━━ INFORMATION SUPPLIED ━━

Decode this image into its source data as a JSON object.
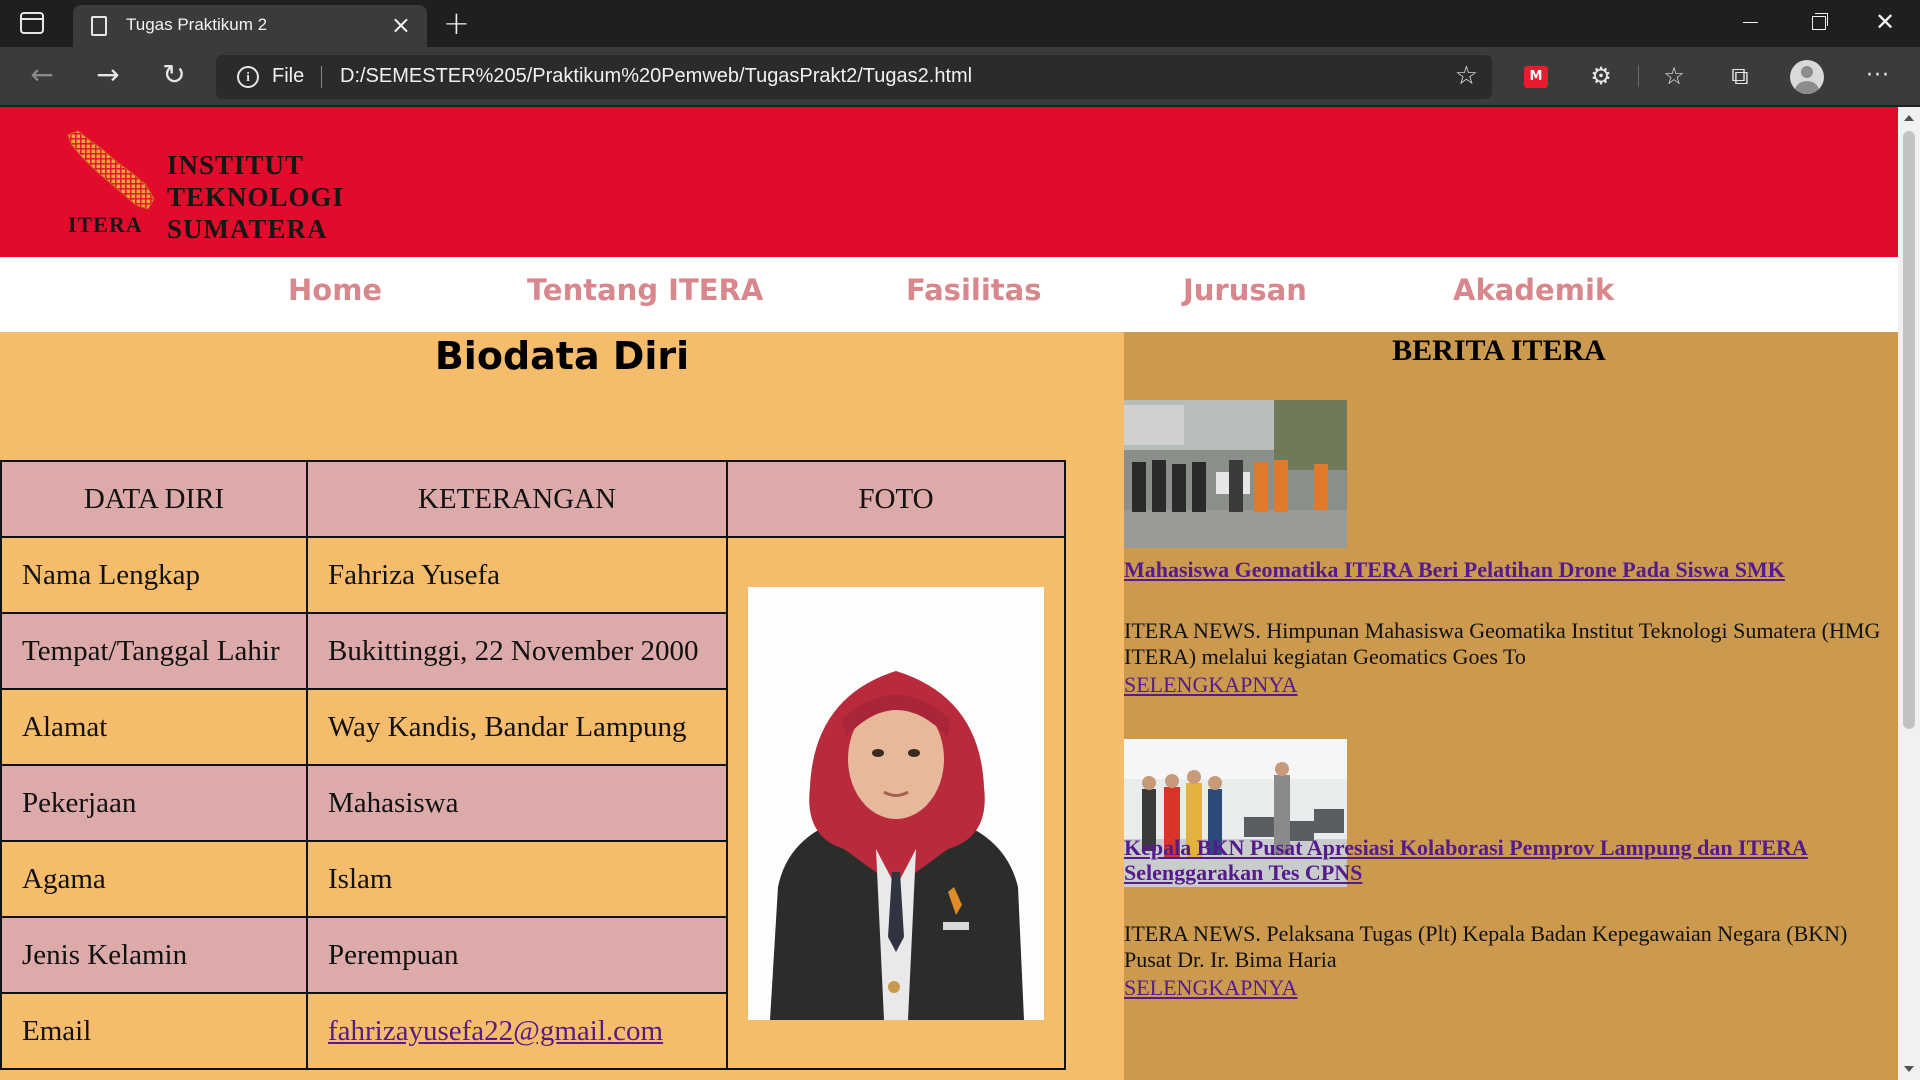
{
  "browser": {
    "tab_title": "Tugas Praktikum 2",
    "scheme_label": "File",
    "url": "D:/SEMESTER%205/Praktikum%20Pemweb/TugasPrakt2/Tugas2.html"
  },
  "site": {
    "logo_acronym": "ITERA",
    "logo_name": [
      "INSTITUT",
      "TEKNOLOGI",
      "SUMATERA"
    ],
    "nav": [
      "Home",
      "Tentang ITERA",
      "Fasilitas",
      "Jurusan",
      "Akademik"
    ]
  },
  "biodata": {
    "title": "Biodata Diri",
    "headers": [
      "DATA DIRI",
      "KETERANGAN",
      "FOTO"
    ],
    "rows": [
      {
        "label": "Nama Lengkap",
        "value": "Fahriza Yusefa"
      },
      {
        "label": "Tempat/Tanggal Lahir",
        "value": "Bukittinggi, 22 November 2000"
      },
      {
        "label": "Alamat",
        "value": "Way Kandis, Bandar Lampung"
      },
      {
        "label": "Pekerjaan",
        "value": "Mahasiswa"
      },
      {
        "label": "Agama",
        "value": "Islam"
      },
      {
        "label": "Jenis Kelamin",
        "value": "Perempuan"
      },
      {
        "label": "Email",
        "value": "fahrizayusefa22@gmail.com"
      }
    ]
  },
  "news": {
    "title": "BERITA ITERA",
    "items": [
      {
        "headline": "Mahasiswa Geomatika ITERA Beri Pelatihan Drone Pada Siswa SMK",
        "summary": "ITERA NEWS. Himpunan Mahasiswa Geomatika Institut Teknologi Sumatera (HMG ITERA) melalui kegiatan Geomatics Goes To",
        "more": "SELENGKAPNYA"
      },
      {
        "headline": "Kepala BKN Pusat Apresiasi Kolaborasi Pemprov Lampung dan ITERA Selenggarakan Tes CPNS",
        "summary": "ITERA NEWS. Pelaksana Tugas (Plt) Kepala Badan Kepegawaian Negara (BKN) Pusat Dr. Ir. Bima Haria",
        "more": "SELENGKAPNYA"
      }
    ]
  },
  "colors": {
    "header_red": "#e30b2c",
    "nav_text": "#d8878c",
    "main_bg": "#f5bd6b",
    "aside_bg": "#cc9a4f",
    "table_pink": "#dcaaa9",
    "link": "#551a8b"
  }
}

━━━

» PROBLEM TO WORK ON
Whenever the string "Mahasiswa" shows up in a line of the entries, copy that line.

» TASK RESPONSE
        "value": "Mahasiswa"
        "headline": "Mahasiswa Geomatika ITERA Beri Pelatihan Drone Pada Siswa SMK",
        "summary": "ITERA NEWS. Himpunan Mahasiswa Geomatika Institut Teknologi Sumatera (HMG ITERA) melalui kegiatan Geomatics Goes To",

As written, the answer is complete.